▶ [RECORDS TO USE]:
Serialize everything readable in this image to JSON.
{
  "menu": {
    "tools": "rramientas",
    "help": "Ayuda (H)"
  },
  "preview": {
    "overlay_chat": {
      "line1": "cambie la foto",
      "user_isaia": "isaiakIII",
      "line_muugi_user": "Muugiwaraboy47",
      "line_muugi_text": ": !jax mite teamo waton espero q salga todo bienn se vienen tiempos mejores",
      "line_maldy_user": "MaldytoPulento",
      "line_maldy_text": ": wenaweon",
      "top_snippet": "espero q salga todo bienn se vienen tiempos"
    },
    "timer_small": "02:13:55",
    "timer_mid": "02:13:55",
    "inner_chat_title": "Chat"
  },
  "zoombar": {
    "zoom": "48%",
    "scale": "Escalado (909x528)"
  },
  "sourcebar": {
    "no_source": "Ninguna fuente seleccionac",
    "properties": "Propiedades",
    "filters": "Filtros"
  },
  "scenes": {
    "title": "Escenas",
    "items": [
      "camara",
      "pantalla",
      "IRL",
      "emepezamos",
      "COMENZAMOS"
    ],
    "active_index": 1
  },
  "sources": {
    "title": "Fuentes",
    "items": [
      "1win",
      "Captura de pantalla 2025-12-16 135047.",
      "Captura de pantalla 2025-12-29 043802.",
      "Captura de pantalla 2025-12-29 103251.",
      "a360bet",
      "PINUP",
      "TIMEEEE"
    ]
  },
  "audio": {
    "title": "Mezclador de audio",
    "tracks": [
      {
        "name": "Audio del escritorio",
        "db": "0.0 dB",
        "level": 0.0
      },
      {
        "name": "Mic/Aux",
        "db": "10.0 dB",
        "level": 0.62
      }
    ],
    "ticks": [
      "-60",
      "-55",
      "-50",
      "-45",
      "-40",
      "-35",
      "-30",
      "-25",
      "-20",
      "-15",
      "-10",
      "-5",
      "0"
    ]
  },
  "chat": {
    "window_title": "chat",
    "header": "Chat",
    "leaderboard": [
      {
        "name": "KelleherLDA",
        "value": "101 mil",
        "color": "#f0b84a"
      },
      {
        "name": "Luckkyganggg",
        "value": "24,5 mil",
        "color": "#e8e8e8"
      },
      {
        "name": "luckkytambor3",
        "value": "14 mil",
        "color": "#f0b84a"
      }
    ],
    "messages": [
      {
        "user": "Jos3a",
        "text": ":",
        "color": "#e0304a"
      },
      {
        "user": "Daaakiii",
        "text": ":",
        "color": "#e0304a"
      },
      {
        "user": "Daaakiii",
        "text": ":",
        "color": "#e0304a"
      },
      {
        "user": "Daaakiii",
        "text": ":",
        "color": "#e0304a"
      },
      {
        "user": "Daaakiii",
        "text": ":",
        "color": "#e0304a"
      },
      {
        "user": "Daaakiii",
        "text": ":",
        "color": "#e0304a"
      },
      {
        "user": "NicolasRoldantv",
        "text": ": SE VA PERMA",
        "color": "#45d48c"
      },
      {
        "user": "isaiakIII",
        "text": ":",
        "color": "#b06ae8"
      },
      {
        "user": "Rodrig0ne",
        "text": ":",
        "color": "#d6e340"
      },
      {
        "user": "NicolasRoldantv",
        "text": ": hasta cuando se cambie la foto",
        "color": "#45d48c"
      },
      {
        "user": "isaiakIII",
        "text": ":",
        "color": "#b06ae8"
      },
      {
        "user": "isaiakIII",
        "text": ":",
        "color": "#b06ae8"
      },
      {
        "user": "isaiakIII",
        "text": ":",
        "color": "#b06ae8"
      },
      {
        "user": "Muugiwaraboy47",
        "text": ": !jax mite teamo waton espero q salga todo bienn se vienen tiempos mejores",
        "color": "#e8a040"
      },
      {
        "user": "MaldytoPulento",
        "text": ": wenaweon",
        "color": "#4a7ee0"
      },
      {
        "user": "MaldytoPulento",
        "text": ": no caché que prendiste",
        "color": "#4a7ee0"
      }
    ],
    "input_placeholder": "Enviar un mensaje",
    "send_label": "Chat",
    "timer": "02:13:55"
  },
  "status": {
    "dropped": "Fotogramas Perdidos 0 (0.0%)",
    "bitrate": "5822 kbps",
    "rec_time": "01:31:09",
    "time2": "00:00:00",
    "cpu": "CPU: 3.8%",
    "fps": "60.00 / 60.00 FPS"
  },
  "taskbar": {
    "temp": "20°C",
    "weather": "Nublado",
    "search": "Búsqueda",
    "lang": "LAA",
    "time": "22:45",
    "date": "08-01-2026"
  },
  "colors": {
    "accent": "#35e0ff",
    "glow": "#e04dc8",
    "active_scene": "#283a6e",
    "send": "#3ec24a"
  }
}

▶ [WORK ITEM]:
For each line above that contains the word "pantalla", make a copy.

▶ [EXERCISE OUTPUT]:
      "pantalla",
      "Captura de pantalla 2025-12-16 135047.",
      "Captura de pantalla 2025-12-29 043802.",
      "Captura de pantalla 2025-12-29 103251.",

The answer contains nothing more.